Barnabee said he would start his generator Tuesday morning, but many people were likely to awake in darkness, unsure when their power might be restored.
Although advance help had been enlisted from as far as Texas, the region's utilities were reluctant to promise when lights would come back on. It was expected to remain windy here until Wednesday as the storm moved slowly on a swing through New England.
"You have to wait until the wind subsides, then you hit it again as quickly as possible," said Bob Hainey, spokesman for Pepco, which serves the District and much of the immediate Maryland suburbs. "The big word now is safety, safety, safety."
Pepco had to recall its crews briefly during the height of the Monday night winds because it's unsafe to use bucket-truck extensions in winds above 35 mph.

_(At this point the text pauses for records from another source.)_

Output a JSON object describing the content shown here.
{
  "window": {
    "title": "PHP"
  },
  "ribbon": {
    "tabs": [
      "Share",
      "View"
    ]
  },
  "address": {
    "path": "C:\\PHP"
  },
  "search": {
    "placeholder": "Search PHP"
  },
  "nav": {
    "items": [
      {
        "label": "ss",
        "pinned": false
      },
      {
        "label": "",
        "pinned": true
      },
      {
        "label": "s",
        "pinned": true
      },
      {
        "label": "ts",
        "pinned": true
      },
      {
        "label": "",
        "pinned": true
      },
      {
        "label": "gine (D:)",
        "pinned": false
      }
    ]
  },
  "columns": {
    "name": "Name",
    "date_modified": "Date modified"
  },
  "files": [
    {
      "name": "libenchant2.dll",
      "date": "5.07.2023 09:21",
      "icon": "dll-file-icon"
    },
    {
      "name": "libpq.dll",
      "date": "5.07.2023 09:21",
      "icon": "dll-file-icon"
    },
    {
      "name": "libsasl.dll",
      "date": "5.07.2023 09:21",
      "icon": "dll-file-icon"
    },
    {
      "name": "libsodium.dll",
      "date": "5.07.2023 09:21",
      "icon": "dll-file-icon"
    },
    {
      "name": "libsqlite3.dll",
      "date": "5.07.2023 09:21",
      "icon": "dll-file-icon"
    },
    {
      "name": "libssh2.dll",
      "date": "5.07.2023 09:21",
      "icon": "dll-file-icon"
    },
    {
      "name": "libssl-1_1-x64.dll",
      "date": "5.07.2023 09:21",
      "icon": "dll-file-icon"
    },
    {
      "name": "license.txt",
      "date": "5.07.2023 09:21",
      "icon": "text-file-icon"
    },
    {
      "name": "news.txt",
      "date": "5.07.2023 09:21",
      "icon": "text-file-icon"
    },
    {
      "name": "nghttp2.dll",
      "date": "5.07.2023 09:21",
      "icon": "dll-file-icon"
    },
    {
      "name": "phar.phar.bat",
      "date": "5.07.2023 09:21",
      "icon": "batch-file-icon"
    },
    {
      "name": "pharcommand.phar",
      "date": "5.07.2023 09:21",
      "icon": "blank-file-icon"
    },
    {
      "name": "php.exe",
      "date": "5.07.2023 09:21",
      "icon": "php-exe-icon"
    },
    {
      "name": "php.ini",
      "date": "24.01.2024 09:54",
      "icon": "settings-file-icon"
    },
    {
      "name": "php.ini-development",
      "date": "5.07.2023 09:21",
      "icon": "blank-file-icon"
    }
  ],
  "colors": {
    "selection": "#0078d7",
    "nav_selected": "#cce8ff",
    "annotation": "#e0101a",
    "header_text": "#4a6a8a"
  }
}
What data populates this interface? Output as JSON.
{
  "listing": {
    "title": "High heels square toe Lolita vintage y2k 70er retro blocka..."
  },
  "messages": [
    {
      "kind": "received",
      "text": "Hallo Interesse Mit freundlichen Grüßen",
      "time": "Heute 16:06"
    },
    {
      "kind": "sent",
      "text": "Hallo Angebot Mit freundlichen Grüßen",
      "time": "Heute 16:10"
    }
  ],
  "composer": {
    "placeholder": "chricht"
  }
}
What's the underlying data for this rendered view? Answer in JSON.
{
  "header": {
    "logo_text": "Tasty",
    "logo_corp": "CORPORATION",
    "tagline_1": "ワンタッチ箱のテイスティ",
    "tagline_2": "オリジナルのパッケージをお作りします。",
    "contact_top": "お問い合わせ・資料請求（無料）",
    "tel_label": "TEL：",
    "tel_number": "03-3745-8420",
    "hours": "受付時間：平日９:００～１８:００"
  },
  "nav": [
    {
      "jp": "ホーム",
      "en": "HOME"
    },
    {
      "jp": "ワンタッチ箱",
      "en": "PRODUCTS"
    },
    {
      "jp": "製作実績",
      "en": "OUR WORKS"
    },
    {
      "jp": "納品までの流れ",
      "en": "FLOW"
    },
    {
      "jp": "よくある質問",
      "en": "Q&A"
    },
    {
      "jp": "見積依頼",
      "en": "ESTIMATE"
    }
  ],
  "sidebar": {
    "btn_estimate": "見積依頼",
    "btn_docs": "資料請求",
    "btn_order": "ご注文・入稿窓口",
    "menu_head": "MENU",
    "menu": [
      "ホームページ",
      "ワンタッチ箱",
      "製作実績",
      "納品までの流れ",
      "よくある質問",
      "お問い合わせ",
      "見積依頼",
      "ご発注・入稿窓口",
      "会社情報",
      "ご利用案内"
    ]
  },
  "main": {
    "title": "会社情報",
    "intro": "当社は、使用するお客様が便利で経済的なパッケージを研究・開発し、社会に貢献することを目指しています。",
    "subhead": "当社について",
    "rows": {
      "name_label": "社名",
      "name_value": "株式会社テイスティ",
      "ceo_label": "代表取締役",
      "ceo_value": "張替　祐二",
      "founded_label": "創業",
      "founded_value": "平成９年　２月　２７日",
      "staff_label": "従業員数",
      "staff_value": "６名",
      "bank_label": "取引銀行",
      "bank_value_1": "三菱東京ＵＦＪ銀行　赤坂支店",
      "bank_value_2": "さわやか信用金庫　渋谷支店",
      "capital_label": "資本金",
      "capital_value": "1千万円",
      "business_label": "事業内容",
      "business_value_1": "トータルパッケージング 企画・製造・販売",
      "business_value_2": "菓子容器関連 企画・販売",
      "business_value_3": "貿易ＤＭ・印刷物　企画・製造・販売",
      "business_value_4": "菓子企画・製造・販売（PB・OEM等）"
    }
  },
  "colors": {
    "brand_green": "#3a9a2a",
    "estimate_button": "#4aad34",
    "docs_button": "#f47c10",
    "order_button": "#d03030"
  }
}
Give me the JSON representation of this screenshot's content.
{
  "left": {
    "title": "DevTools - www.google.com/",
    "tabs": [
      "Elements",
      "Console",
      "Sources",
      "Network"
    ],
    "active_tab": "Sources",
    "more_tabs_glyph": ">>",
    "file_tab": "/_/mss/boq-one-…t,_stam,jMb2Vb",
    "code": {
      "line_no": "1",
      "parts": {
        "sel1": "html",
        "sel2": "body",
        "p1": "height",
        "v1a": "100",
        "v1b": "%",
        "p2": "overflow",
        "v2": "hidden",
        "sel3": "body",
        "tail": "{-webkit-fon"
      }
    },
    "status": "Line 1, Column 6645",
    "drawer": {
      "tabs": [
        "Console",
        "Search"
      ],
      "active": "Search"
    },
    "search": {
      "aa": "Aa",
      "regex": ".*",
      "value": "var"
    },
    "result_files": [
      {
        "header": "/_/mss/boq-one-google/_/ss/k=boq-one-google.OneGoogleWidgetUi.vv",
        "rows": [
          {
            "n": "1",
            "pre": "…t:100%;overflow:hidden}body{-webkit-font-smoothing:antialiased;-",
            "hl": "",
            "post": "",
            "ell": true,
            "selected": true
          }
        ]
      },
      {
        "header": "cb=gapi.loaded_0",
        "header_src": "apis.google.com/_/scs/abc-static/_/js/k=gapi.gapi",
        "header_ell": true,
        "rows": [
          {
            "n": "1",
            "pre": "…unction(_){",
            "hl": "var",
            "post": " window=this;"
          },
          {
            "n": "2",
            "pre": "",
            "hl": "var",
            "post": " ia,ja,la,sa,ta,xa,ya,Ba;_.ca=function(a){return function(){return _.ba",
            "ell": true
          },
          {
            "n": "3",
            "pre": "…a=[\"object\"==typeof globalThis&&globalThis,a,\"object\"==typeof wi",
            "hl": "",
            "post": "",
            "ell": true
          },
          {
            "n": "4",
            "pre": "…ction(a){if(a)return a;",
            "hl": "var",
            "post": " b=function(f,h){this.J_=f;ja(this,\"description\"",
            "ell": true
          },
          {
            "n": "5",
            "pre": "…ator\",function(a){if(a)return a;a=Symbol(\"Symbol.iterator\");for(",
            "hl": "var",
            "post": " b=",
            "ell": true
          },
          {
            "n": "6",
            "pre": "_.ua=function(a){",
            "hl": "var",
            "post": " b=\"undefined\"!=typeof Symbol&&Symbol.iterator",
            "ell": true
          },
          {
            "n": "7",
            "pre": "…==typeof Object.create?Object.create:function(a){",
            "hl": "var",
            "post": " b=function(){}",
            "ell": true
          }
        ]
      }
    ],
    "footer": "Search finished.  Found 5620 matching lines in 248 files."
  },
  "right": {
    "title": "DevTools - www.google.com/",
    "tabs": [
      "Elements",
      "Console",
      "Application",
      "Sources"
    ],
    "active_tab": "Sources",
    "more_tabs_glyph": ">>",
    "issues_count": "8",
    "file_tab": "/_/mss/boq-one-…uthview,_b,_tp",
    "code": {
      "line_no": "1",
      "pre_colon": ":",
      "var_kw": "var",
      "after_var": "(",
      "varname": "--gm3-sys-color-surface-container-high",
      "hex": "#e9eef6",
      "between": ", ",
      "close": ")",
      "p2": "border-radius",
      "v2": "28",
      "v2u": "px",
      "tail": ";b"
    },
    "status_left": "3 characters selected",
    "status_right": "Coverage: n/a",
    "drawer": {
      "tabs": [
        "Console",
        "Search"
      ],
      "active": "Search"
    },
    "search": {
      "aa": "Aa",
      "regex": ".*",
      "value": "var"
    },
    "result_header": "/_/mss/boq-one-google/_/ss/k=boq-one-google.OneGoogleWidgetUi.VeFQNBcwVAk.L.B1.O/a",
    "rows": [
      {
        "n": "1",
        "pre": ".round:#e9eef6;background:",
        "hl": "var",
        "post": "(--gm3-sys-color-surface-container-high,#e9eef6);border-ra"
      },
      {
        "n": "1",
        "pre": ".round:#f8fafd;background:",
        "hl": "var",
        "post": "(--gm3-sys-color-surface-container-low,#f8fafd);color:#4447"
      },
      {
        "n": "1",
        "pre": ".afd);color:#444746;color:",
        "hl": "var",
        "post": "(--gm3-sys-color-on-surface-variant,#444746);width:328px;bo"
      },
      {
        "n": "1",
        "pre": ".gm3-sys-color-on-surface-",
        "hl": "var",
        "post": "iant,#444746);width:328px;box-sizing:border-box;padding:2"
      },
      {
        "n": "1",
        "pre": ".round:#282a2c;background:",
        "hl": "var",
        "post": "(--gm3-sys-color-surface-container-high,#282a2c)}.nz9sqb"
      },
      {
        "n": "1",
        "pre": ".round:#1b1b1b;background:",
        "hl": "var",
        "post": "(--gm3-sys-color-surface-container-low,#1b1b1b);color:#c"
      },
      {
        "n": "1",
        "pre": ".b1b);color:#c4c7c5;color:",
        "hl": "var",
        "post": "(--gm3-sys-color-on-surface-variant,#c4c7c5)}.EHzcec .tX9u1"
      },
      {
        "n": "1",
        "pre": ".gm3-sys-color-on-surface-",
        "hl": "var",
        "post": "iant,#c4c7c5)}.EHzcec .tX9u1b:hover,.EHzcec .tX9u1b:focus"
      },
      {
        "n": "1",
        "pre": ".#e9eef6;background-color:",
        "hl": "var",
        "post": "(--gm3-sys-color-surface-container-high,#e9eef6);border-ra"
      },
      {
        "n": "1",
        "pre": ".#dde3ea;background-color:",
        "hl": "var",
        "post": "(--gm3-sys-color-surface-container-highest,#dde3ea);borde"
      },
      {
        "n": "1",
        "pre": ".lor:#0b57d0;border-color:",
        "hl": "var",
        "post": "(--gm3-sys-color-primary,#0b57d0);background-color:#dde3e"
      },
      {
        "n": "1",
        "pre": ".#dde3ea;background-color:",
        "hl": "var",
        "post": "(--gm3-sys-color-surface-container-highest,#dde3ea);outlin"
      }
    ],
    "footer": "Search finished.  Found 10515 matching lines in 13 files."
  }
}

The National Weather Service warned that the Potomac River on Wednesday and Thursday would probably experience its worst flooding since a rapid snow melt after the blizzard of 1996.
Authorities in Virginia said the entire 37-square-mile Chincoteague Island was underwater up to three feet deep. The 3,500 islanders who had opted to remain on Chincoteague were told to stay in place because the causeway to the mainland was closed.
The wild ponies the island is known for had been moved to high ground before the storm.
McDonnell said he would apply for federal help to cover the cost for repairing public buildings, infrastructure and overtime for public safety officials.
Although the very worst of the storm was to have passed by daybreak Tuesday, the last of the wind and rain was expected to linger over the Washington area into Wednesday as the storm system pushed north over land into New England.
Even before Sandy reached shore, Atlantic City and its fabled boardwalk had been badly beaten by winds and were under floodwaters. The same was true up and down the coast line.
More than 100 feet of the fishing pier in Ocean City, Md., was snapped off by the angry surf. Those who ignored evacuation orders were told to stay put while the storm passed.
"You run from the water, and you hide from the wind," said Joseph Theobald, the city's director of emergency services.
Airlines had begun canceling flights up and down the East Coast over the weekend in advance of the storm, and it seemed unlikely local airports would return to normal until later in the week.
"When the airlines resume service is dependent upon weather conditions here in Washington, as well as in other cities on the East Coast," said Jonathan Dean, spokesman for Baltimore-Washington International Marshall Airport. "It may take several days to accommodate the passengers that were disrupted by the canceled flights."
Although Reagan National and Dulles International airports remained open, all flights were canceled Monday after the 9 a.m. departure of a flight from National to Atlanta and a 1:15 p.m. flight from Dulles to Tokyo.
At the Dulles Travelers Aid desk, volunteer Don Webster stayed busy all afternoon trying to help stranded passengers with hotel discounts and to book flights for Wednesday.
"Because it is an act of God, the airlines are not paying for hotels," he said as he helped three passengers. "Not much the airline can do about this."
American Airlines spokesman Matt Miller said, "We're hopeful that operations will resume in some cities on Wednesday, but it's possible that the aftermath of the storm may force some additional delays and cancellations."
Shelters in the District have been planning for several days for the storm, but there hasn't been the expected influx of occupants yet.
"We're ready for it," said David Berns, the director of D.C.'s Department of Human Services. "Now we just have to get the cooperation of the citizens."
District residents started trickling into city-run storm shelters after noon Monday, as rains continued soaking the city and winds started whipping down streets.
Antonio Nelson, 27, decided to leave his apartment when his lights started flickering. "I cut everything off and said, 'I got to get out of here,' " he said. "I didn't want to take any chance."